The idea of linking salaries to teachers’ performance has gained favor with the federal government as well. This July, President Barack Obama and United States Education Secretary Arne Duncan unveiled a new “Race to the Top” competition, which would provide more than $4 billion in grants to states whose school systems the rest of the country. However, only states that allow school systems to use test scores to evaluate teachers and principals—and use these evaluations to calculate pay—are eligible for a grant.
In spite of this federal support, few teachers think that merit pay would lead to improvements in the classroom. According to the same Public Agenda survey, 67 percent of teachers felt that tying teacher rewards to student performance would not improve teacher effectiveness.
A New Contract – a New Start?
The renewal of the UFT contract provides the city with an opportunity to address these issues.
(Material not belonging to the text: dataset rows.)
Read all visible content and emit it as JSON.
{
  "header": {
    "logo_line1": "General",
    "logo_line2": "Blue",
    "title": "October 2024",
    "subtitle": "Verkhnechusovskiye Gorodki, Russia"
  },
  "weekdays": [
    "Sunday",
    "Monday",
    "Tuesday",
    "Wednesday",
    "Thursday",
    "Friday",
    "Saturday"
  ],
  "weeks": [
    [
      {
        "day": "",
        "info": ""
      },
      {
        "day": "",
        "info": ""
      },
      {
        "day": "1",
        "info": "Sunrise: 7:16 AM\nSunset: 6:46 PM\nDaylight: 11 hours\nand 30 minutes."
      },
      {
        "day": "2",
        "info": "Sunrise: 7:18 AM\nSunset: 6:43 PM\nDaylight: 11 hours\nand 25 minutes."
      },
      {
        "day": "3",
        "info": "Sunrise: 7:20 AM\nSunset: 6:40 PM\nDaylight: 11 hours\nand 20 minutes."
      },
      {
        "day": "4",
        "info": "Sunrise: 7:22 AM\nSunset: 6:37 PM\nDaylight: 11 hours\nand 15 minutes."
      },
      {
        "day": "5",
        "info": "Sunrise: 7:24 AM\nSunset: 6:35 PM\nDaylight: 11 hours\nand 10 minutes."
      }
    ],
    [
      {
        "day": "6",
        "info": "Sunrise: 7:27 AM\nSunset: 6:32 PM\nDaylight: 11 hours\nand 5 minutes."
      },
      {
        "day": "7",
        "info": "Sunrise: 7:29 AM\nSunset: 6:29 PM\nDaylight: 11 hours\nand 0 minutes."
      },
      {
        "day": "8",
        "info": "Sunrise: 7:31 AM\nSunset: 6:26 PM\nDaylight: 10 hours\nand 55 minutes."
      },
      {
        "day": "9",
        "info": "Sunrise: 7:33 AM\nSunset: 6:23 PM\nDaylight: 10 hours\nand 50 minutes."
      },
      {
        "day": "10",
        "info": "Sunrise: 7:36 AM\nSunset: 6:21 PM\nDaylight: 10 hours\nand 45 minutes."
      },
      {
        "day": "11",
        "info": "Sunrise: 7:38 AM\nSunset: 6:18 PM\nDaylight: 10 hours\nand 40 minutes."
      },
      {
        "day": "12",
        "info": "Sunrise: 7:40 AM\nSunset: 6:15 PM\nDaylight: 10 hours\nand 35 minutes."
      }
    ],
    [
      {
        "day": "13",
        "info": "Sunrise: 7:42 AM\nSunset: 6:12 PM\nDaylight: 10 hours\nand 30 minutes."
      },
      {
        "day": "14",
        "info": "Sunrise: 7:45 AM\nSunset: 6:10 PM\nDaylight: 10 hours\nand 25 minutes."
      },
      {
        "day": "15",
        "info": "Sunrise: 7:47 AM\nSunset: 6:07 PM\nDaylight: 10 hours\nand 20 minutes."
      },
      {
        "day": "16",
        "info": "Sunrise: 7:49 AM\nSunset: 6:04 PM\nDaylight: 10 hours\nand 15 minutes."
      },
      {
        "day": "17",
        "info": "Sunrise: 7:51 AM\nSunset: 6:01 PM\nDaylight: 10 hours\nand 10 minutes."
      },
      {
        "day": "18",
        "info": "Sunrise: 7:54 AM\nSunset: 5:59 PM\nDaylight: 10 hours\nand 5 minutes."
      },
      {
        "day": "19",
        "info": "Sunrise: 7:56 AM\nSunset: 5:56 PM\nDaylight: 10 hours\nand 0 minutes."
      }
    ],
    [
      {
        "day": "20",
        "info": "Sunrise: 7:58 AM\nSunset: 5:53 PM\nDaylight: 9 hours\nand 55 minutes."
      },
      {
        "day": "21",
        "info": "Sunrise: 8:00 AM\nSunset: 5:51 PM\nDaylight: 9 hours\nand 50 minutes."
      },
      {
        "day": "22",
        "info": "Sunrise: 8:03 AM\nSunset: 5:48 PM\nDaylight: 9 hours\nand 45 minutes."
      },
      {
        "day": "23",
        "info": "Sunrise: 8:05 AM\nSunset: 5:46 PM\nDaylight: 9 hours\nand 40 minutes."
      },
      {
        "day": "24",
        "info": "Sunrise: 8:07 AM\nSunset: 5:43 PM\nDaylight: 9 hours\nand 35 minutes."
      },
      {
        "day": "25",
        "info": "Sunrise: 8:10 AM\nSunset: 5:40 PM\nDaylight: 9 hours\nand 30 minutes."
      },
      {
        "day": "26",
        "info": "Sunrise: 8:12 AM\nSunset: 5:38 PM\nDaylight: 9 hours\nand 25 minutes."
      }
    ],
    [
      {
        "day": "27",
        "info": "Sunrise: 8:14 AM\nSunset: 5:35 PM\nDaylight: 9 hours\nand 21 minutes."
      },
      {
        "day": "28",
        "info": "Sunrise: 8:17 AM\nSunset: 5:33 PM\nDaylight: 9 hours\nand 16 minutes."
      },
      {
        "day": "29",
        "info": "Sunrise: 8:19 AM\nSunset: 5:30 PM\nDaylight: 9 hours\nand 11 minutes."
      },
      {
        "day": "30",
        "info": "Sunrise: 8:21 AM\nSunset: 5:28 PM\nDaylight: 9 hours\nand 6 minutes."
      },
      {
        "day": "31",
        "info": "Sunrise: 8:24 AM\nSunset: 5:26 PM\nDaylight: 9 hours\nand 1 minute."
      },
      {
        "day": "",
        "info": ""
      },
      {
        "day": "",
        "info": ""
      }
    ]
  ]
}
Whatever changes will be made, and what the final contract will look like, are still subject to debate.
“What I would ask is that the union really focus its efforts on increasing quality instruction and especially ensuring that young teachers get a lot of support,” Polazzo said. “At this point I would just advocate a union that fights more for those individuals who are more powerless.”
And although union members defend many aspects of the current contract, they too are open to reform.
“No entity, including the teachers’ union, is perfect,” former UFT president Randi Weingarten said in an advertisement placed in the New York Times. “But I would challenge anyone who thinks that teachers’ unions exist to block reform and defend the status quo to rethink that assumption.”
Stuyvesant’s UFT Chapter Chairperson Megan Breslin declined to comment for this article.